Comparative features of pneumococcal, mycoplasmal, and Legionnaires' disease pneumonias

Ann Intern Med. 1979 Apr;90(4):543-7. doi: 10.7326/0003-4819-90-4-543.


Retrospectively, we clinically compared community-acquired cases of Legionnaires' disease, pneumococcal, and mycoplasmal pneumonias. Relative to pneumococcal and mycoplasmal pneumonias, patients with Legionnaires' disease were significantly more likely to present with unexplained encephalopathy, hematuria, and elevation of serum glutamic-oxalacetic transaminase than were those with pneumococcal and mycoplasmal pneumonias. We found upper respiratory symptoms infrequently in patients with Legionnaires' disease, and progression of pulmonary infiltrates occurred commonly. Differentiation of Legionnaires' disease pneumonia without encephalopathy from pneumococcal and mycoplasmal pneumonias may be difficult because of demographic, clinical, laboratory, and radiographic similarities.

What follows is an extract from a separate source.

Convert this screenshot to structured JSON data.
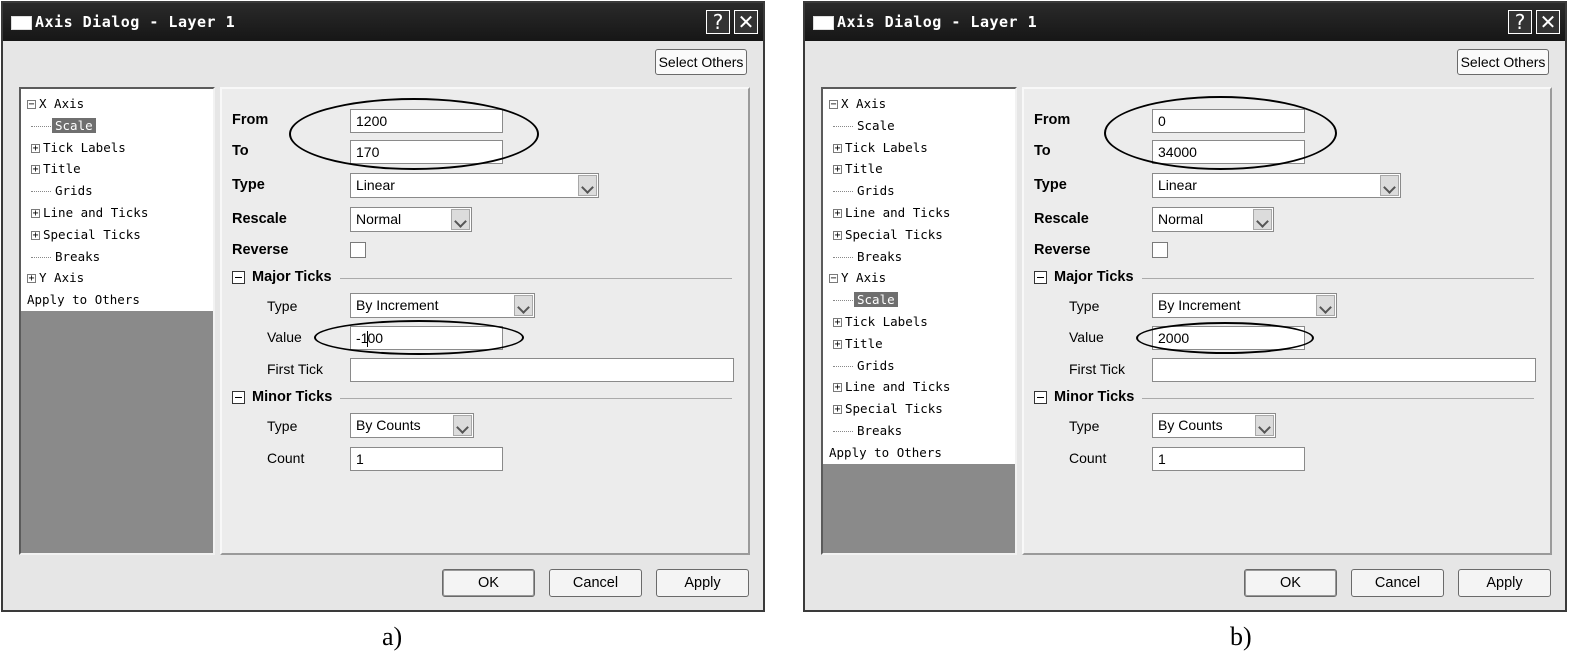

Publication types

  • Comparative Study

MeSH terms

  • Adult
  • Aged
  • Aspartate Aminotransferases / blood
  • Confusion / diagnosis
  • Diagnosis, Differential
  • Diarrhea / diagnosis
  • Female
  • Fever / diagnosis
  • Hematuria / diagnosis
  • Humans
  • Legionnaires' Disease / blood
  • Legionnaires' Disease / diagnosis*
  • Male
  • Middle Aged
  • Mycoplasma Infections / diagnosis*
  • Pneumonia / diagnosis
  • Pneumonia, Pneumococcal / diagnosis*


  • Aspartate Aminotransferases